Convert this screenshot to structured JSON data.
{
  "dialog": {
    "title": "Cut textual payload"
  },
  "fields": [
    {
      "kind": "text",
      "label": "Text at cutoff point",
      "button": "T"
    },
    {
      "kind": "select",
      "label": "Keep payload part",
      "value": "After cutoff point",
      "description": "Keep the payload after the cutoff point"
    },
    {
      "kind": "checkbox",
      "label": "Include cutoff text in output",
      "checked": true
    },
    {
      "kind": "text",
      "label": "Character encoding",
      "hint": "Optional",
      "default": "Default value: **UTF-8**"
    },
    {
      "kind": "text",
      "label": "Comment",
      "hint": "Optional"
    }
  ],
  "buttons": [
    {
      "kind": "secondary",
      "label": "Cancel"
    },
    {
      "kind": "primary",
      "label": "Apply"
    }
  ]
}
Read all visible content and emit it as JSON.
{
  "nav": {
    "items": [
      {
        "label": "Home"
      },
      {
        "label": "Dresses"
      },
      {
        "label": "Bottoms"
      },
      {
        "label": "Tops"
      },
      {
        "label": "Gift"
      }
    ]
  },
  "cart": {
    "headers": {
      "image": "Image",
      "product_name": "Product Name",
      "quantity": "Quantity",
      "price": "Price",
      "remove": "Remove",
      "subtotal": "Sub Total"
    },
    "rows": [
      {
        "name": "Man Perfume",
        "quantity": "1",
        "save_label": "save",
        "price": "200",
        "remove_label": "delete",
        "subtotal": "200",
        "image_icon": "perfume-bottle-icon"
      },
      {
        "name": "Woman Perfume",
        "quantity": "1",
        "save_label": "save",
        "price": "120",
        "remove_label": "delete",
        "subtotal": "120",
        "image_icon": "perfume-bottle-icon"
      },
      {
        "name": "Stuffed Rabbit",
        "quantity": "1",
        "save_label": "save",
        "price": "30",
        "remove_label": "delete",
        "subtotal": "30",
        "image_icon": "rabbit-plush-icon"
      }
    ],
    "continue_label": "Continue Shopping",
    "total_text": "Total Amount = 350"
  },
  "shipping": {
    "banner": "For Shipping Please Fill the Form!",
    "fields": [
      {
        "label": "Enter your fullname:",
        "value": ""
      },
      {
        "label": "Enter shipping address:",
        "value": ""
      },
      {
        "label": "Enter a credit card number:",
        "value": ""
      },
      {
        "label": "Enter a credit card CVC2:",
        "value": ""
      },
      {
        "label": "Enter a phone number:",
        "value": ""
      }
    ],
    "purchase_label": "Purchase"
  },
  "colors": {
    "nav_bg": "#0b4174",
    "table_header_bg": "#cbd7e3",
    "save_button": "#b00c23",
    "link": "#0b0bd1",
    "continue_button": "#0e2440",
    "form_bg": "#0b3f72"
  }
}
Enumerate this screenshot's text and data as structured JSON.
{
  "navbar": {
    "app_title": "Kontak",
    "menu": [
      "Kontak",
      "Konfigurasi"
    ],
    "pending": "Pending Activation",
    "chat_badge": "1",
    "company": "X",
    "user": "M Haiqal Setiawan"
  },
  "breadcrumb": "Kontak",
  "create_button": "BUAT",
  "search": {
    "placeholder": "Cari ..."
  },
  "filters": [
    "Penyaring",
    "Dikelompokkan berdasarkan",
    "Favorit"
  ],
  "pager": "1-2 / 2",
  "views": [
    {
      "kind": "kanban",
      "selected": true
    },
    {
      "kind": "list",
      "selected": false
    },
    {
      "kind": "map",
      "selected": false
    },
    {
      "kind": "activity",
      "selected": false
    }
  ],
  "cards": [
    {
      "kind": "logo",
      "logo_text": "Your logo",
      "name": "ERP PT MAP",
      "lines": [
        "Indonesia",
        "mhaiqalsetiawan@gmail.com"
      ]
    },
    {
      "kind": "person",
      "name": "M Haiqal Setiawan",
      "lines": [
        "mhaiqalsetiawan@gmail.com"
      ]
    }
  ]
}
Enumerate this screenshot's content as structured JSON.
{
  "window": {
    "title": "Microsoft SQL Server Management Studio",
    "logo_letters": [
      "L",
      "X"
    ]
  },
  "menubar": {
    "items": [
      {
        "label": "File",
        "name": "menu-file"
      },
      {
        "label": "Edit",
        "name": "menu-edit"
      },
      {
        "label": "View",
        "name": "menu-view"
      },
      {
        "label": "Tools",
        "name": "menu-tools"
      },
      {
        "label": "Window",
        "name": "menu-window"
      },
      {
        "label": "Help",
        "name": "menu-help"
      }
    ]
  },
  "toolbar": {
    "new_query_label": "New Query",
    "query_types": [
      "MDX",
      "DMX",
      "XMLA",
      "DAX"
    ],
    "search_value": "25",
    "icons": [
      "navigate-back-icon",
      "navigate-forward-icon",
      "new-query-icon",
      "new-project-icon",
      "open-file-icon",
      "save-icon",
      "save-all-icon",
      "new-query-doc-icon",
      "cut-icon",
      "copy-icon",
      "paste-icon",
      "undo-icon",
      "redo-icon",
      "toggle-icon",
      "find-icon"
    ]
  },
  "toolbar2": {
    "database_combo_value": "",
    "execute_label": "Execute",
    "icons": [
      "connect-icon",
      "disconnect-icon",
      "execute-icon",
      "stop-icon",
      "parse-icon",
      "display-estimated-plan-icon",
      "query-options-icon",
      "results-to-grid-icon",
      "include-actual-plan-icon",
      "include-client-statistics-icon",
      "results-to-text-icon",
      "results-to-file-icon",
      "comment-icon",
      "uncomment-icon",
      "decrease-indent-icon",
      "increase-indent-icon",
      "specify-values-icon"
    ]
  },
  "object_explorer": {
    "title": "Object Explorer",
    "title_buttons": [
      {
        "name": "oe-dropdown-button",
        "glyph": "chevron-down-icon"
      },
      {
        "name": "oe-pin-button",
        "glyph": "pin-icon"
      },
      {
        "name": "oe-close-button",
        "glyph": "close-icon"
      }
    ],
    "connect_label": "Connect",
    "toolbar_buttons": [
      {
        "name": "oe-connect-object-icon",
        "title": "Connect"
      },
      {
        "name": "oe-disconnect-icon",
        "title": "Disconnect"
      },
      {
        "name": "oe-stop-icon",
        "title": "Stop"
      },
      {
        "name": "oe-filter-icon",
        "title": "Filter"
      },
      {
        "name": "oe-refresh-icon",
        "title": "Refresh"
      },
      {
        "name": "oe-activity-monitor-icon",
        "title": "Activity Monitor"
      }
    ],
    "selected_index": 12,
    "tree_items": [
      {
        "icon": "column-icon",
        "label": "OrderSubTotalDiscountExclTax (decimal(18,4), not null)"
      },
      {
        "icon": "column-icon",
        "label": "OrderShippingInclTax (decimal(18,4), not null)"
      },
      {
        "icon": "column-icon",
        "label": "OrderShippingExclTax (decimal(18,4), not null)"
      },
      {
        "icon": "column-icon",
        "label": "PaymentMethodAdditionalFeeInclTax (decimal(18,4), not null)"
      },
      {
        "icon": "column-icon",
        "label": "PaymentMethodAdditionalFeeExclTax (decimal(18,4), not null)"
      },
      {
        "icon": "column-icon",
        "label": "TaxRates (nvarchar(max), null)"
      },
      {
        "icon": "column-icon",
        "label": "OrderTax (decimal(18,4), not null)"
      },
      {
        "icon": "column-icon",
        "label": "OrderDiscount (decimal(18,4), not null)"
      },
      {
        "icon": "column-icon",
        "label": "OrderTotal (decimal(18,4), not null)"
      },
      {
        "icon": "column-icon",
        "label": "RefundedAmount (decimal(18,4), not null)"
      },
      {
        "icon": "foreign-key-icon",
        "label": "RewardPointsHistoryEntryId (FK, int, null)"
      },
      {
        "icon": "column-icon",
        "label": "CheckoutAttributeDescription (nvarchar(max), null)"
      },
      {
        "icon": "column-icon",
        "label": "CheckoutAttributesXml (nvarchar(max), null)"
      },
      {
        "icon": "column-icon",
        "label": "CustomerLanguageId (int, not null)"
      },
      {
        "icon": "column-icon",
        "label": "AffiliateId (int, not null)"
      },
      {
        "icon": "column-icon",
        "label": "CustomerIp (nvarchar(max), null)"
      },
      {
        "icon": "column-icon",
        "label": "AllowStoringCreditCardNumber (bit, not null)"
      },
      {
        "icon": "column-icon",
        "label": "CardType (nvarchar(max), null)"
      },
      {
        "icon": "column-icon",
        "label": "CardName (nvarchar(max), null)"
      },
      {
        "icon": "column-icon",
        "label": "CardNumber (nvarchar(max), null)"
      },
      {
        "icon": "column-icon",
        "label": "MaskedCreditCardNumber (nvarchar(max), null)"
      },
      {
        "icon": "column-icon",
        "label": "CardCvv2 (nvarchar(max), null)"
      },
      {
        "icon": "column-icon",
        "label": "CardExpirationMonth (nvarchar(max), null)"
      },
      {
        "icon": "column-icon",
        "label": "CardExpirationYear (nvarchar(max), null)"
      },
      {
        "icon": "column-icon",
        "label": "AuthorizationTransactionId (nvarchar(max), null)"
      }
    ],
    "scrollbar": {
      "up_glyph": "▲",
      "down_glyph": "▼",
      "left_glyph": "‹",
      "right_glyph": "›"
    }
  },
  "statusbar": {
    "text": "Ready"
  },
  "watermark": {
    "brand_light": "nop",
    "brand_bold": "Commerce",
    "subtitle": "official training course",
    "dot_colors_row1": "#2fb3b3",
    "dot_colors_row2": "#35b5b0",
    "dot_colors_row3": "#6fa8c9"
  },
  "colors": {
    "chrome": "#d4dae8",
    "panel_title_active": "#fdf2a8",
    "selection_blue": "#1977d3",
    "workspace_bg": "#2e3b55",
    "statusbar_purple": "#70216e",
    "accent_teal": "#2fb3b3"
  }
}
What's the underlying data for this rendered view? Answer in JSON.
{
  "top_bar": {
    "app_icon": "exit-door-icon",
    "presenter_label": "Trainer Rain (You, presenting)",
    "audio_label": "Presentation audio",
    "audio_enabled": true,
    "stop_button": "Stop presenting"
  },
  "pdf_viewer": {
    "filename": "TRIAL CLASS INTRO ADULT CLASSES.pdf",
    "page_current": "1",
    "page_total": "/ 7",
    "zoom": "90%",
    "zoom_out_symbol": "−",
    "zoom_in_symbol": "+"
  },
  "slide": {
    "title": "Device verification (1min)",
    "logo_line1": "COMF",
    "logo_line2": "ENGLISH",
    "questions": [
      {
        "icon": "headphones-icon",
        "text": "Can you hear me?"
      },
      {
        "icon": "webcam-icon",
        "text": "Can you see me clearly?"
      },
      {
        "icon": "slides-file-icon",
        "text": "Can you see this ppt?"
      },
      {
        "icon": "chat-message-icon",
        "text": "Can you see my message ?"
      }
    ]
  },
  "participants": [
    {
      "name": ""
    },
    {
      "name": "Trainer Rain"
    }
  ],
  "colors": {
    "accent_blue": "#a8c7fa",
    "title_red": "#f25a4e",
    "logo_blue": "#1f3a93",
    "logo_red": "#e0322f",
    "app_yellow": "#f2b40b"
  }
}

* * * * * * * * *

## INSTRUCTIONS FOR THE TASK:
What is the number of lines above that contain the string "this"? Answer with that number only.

## RESPONSE:
5